→ **PROBLEM DESCRIPTION**:
Return the lines below that contain the word "subtitle".

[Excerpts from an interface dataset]
* * * * *
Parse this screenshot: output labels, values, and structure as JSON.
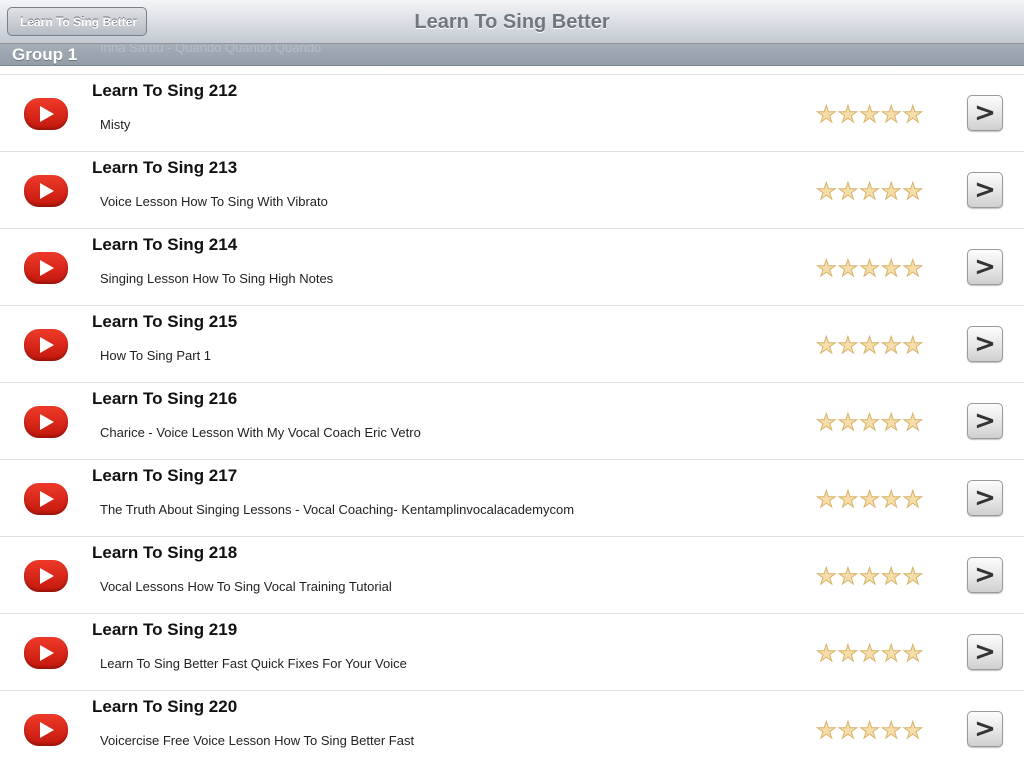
{
  "navbar": {
    "back_label": "Learn To Sing Better",
    "title": "Learn To Sing Better"
  },
  "section": {
    "title": "Group 1",
    "scrolled_text": "Inna Sarbu - Quando Quando Quando"
  },
  "rows": [
    {
      "title": "Learn To Sing 212",
      "subtitle": "Misty",
      "rating": "★★★★★"
    },
    {
      "title": "Learn To Sing 213",
      "subtitle": "Voice Lesson  How To Sing With Vibrato",
      "rating": "★★★★★"
    },
    {
      "title": "Learn To Sing 214",
      "subtitle": "Singing Lesson How To Sing High Notes",
      "rating": "★★★★★"
    },
    {
      "title": "Learn To Sing 215",
      "subtitle": "How To Sing Part 1",
      "rating": "★★★★★"
    },
    {
      "title": "Learn To Sing 216",
      "subtitle": "Charice - Voice Lesson With My Vocal Coach Eric Vetro",
      "rating": "★★★★★"
    },
    {
      "title": "Learn To Sing 217",
      "subtitle": "The Truth About Singing Lessons -  Vocal Coaching- Kentamplinvocalacademycom",
      "rating": "★★★★★"
    },
    {
      "title": "Learn To Sing 218",
      "subtitle": "Vocal Lessons How To Sing Vocal Training Tutorial",
      "rating": "★★★★★"
    },
    {
      "title": "Learn To Sing 219",
      "subtitle": "Learn To Sing Better Fast Quick Fixes For Your Voice",
      "rating": "★★★★★"
    },
    {
      "title": "Learn To Sing 220",
      "subtitle": "Voicercise Free Voice Lesson How To Sing Better Fast",
      "rating": "★★★★★"
    }
  ],
  "disclosure_glyph": ">",
  "icons": {
    "play": "play-icon",
    "star": "star-icon",
    "disclosure": "chevron-right-icon"
  },
  "colors": {
    "play_red": "#d81e10",
    "star_fill": "#f6deaa"
  }
}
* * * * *
→ **SOLUTION FOR THIS EXERCISE**:
      "subtitle": "Misty",
      "subtitle": "Voice Lesson  How To Sing With Vibrato",
      "subtitle": "Singing Lesson How To Sing High Notes",
      "subtitle": "How To Sing Part 1",
      "subtitle": "Charice - Voice Lesson With My Vocal Coach Eric Vetro",
      "subtitle": "The Truth About Singing Lessons -  Vocal Coaching- Kentamplinvocalacademycom",
      "subtitle": "Vocal Lessons How To Sing Vocal Training Tutorial",
      "subtitle": "Learn To Sing Better Fast Quick Fixes For Your Voice",
      "subtitle": "Voicercise Free Voice Lesson How To Sing Better Fast",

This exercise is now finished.